By Fiona Grahame Images: Martin Laird
Inequality is built into our electricity supply system – The National Grid – but that is not how many of those who sought to bring power to the Highlands and Islands of Scotland saw the future of energy.
In 1943, during the lowest ebb in the tides of World War Two, when Britain had faced humiliation with the fall of Singapore and Rommel’s forces were advancing in North Africa, legislation being brought forward in the House of Commons was looking to the future.
The Hydro-Electric (Scotland) Act was built upon the Cooper Report and successfully passed in the UK Parliament due to the efforts of the then Secretary of State for Scotland, who was later to become the Hydro Board Chairman, Tom Johnston.
The development of Hydro Power for the Highlands was inspired by the Tennessee Valley Authority scheme in the United States of America. In Scotland, hydro projects were intended to reverse depopulation in the Highlands, encourage new industries and provide employment.

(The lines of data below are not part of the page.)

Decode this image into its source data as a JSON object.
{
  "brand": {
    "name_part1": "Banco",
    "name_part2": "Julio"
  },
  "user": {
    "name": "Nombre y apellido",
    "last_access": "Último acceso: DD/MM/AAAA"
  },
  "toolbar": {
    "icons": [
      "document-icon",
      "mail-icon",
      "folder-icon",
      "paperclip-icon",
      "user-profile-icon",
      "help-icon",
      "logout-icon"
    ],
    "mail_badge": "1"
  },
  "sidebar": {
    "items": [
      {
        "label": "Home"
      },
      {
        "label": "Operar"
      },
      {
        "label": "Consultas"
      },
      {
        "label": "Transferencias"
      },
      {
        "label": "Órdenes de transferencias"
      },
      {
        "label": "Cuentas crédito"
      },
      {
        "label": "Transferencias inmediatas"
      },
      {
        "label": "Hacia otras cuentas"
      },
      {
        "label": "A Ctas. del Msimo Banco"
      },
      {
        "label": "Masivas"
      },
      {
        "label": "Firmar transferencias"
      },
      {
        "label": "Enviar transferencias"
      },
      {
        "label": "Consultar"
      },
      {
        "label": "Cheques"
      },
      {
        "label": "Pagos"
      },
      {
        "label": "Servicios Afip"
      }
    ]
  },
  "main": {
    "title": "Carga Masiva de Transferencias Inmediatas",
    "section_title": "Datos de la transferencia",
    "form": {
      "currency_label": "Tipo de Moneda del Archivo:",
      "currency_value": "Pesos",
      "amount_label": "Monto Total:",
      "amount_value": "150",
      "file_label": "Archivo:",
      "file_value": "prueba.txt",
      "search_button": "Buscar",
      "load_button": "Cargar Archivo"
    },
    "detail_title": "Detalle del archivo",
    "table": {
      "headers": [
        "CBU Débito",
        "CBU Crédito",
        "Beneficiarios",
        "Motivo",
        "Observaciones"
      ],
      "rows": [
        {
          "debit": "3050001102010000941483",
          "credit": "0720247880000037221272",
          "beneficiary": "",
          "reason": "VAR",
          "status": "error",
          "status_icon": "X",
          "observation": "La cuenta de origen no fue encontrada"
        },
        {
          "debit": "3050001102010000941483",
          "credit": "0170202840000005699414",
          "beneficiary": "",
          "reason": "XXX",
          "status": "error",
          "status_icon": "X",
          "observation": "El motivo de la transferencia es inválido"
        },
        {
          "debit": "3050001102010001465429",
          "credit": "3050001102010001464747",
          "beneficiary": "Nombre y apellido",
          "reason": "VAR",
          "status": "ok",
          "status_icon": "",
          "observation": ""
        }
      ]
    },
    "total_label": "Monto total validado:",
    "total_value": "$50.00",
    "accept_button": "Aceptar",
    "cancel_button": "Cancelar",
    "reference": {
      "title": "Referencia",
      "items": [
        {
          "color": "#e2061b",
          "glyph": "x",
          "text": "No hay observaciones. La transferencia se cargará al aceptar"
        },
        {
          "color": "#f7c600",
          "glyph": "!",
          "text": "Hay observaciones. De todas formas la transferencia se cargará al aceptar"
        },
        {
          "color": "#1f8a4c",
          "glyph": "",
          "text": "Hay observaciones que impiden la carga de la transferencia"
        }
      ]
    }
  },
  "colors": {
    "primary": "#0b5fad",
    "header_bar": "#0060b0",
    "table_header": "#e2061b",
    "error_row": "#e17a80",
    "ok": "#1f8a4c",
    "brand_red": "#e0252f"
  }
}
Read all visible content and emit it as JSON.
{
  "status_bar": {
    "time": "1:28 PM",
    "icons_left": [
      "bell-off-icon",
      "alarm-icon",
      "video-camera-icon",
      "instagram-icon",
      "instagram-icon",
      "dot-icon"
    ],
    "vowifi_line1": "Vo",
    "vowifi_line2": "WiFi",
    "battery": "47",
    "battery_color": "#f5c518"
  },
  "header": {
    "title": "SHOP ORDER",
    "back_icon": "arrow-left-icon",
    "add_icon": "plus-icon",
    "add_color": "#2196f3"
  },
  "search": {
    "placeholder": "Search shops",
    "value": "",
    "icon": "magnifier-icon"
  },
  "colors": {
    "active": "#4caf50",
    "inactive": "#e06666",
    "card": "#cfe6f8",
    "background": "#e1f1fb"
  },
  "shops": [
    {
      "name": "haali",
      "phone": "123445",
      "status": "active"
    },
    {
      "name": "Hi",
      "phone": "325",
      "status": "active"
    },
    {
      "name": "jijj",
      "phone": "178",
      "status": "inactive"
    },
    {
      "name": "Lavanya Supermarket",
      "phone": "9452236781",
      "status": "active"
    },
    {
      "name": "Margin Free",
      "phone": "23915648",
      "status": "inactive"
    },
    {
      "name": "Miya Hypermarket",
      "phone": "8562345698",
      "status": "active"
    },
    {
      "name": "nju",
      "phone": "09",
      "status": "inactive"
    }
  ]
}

In 1932, Franklin D Roosevelt was elected 32nd President of the USA with a reform agenda built around his ‘New Deal’. At a time of great crisis Roosevelt’s Tennessee Valley Act passed in 1933 to create a public corporation and to address the key issues of energy, economic development and flooding.
‘Built for the People of the United States’, Roosevelt stated in Congress on April 10th 1933, that the Tennessee Valley Authority (TVA) would ‘return to the spirit and vision of the pioneer. If we are successful here, we can march on, step by step, in the like development of other great national territorial units within our borders.’
The TVA had power to acquire real estate for the construction of dams, reservoirs, transmission lines, power houses and other structures; and navigation projects at any point along the Tennessee River, or any of its tributaries. During the 1940s the TVA launched one of the largest hydropower construction programmes ever undertaken in the USA.
In the UK Parliament voices were raised both in favour and against the construction of hydro dams which would drown glens and change the landscape for good.
‘The idea that, by introducing large industries you will re-people the Highlands with their own natives, or even with Scotsmen, seems to be a foolish and dangerous delusion. This is a method which will end forever the life and civilisation of the Highlands,’ Liberal MP, Professor William Gruffydd.
Labour MP, John Leslie was more positive, he said that the Highlands offered opportunities for electricity second to none in Britain.
The differing views and concerns expressed were encapsulated in a film made in 1943 – ‘Power for the Highlands’. Produced by Paul Rotha, with dialogue written by Roger MacDougall and Neil Gunn, the film used service men returning home on leave to address the opportunities that a hydro scheme might present. Conversations between the men, an engineer for the North of Scotland Hydro Electric Board and a landowner take place on a train as we view through the windows the majestic landscapes, devoid of human habitation. This extraordinary film made at a time when Britain was engulfed in a world conflict looks forward – ‘we shall make a different future.’
In 1944 local media in Orkney reported on the Scottish Hydro Electric plans for the islands. Coal was expensive and was rationed in 1941 a measure which was not lifted till 1958. In May 1946 the Hydro, as it came to be known, acquired Kirkwall Electricity Undertaking, the local scheme which supplied parts of Orkney’s main town
Addressing a meeting of the Town Council, Board Chairman Tom Johnston told them that the Hydro’s plans were ‘bold and courageous’. His idea was to create cheaper energy for the Highlands and Islands with the surplus produced being sold to the South for a profit.
‘We sell that surplus power at the best steam coal station price to the Grid down south, and all the profits are poured back into the Highlands, every penny of it in the form of development of the non-economic, cheap schemes of electricity in rural areas where otherwise there would be none.’
One of those developments was the construction of the Power Station in Kirkwall. The £250,000 power station was 154 feet long and 79 feet wide. Constructed by Orkney Builders using local stone and reclaiming land from the Peedie Sea, it would be powered by diesel oil.
At its opening in May 1951 it was reported in the Aberdeen Evening Express that ‘The power station would itself demonstrate the revolution in the home. Already in Orkney there were 736 electric cookers out of a total of 2,294 domestic appliances’.
The Board had a shop in Kirkwall where it held cookery demonstrations on electric appliances. Gradually cable laying stretched lines outwith Kirkwall, firstly to Stromness then into other parishes on Mainland. Islanders were keen to be connected up to the local Grid. In July 1951 a subsea cable connected up the small island of Gairsay and by August the island of Shapinsay was connected. It was to be many years before the whole of Orkney was supplied with electricity.
Did we realise Tom Johnston’s vision of empowering people with cheap electricity?
In the UK, the Highlands and Islands of Scotland pay the most for electricity and Orkney has the highest rates of fuel poverty.
Depopulation is still a major issue.
This article was first published in iScot Magazine.